Remembering ‘The Hawk’

“The Hawk.”
A Memory
by G. William Streeter

My family, friends and acquaintances have heard “ad nauseum” about the fact that in 1960 I hitchhiked from Southampton to Toronto with $25 in my pocket. All I will say today is that it is true.

After sponging off of an older cousin for a couple of weeks, I found a job and went to a large boarding house with about 8 other young Canadian boys that had found their way to Toronto in search of work or of fame and fortune. The age of rock and roll was in full swing, and the Toronto music scene was second to none in North America. The greatest stars worked the bar scene in all the major cities of North America. No, I was not 21 yet but there was no such thing as photo ID and a friends drivers license was always available to use for proof of age.

With limited cash available we really had to pick our spots and nights to see some of the greats. They included, for me, Roy Orbison, Paul Anka, Jerry Lee Lewis and others. But the guy who was there a lot of the time and became the centre of the scene was the Hillbilly from Arkansas, Rompin Ronnie Hawkins.

In fact, he lived in a large flat right above the Le Coq d’Or for a long period, that everyone knew as ‘The Hawk’s Nest’. The stories were rampant about drug use and sex orgies. The line-ups were long for his shows every time you went.

This week there were two things that happened almost simultaneously. The Hawk died at 87 and I turned 80.

Well, we can talk about how crazy the scene is today for our young people but let us not forget how crazy it was 60 years ago. This is not my time for confession, and it will probably never be, but stupidity was quite well spread around in the early 60’s as well.

But I just wanted to talk about The Hawk and what he contributed to music in Canada. It can only be told by some of our greatest stars that give him a lot of credit for helping them to be successful in a wild and crazy industry. I have been reading the accolades and stories of how he impacted in a positive way Gordon Lightfoot, Sylvia Tyson, Robbie Lane, The Band etc.

Ronnie was a great storyteller, and his Paul Anka story is a classic.

Hawkins and the Hawks were in a show in Chicago being headlined by Anka. They pull up in front of the hotel in a Cadillac with a trailer. Paul is sitting out in front in a tee shirt, jeans and tennis shoes. Levon Helm is driving, Ronnie rolls the window down and calls to Anka, “Hey boy come over here”. Paul walks over and politely says, “Yes, what do you want”. Ronnie relies, “I want you to help us carry this stuff in. Aren’t you the bellhop at this place?” Paul replied, “Don’t you recognize me, I am Paul Anka.” The Hawk replies, “I am Ronnie Hawkins, come over and grab some of these suitcases”. Paul just shook his head and grabbed some suitcases.

Another time when the Toronto newspapers were talking about drug use and orgies in the Hawk’s flat above the Le Coq d’Or a local minister went to the bar and confronted Ronnie between sets. The story is told this way.
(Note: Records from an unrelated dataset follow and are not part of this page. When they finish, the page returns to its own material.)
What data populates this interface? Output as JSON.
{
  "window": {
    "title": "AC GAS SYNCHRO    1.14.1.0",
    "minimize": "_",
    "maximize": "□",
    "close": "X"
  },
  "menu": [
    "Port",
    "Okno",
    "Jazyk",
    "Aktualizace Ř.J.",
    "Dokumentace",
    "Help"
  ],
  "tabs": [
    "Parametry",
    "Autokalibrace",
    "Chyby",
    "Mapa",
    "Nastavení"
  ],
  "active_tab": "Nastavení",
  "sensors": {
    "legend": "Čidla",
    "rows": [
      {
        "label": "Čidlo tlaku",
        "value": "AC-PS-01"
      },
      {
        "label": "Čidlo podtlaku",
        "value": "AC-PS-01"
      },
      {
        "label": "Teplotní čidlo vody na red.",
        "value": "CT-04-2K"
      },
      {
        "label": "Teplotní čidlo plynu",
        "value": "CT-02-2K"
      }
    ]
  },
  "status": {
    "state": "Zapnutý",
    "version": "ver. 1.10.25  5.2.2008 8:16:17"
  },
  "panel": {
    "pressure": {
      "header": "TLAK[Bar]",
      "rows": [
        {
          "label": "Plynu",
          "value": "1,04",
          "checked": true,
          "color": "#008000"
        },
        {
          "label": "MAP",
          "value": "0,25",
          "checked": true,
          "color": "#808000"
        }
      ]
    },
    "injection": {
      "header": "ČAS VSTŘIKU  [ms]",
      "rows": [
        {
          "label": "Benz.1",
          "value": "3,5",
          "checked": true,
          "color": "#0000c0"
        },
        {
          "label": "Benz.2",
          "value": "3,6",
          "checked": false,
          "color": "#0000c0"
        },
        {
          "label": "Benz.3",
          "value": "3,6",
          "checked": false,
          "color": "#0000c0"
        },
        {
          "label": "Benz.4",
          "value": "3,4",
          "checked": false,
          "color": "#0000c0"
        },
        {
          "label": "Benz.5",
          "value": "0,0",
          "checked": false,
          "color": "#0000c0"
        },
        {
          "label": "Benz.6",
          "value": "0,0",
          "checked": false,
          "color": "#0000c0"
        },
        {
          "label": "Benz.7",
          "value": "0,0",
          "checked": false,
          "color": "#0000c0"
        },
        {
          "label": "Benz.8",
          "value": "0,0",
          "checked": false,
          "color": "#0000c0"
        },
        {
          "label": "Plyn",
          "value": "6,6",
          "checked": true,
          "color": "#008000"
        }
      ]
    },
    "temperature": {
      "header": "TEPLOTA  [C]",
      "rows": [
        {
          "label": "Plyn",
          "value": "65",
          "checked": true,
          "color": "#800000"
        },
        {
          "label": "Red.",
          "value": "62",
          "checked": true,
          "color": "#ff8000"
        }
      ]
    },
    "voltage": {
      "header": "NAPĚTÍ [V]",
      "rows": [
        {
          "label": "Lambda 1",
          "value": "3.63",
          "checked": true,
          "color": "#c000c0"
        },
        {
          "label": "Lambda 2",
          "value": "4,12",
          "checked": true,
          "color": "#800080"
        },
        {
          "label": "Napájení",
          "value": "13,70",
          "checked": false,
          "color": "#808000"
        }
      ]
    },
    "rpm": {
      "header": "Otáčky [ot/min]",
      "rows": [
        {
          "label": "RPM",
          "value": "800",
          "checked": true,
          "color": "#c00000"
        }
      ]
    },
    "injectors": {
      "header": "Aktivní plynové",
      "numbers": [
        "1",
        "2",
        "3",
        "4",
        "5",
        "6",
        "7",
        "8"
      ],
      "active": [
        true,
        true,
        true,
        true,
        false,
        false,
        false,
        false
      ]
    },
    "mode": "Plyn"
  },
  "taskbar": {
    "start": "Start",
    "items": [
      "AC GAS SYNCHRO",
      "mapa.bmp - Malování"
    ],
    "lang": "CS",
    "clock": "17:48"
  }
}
The minister went up to him and said “Ronnie Hawkins, do you not believe in God?” The Hawk replied, “I do and more than anyone else on this planet, but I am a little bit leery about the ground crew.”

The final story that I will repeat is when he wanted to upgrade from the Cadillac to a Rolls Royce. He was dropped off at the Rolls dealership. The car was $18,000 and Ronnie said OK and was starting to write a check when the salesman said that he would have to have his check certified at the dealership’s bank and it would take a couple of days. Ronnie walked out and came back in 30 minutes with $18,000 stuffed in a paper bag.

A true character and a great Canadian (born in Arkansas).

In 2014, he was made an Officer of the Order of Canada “for his contributions to the development of the music industry in Canada as a rock ’n roll musician, and for his support of charitable causes.”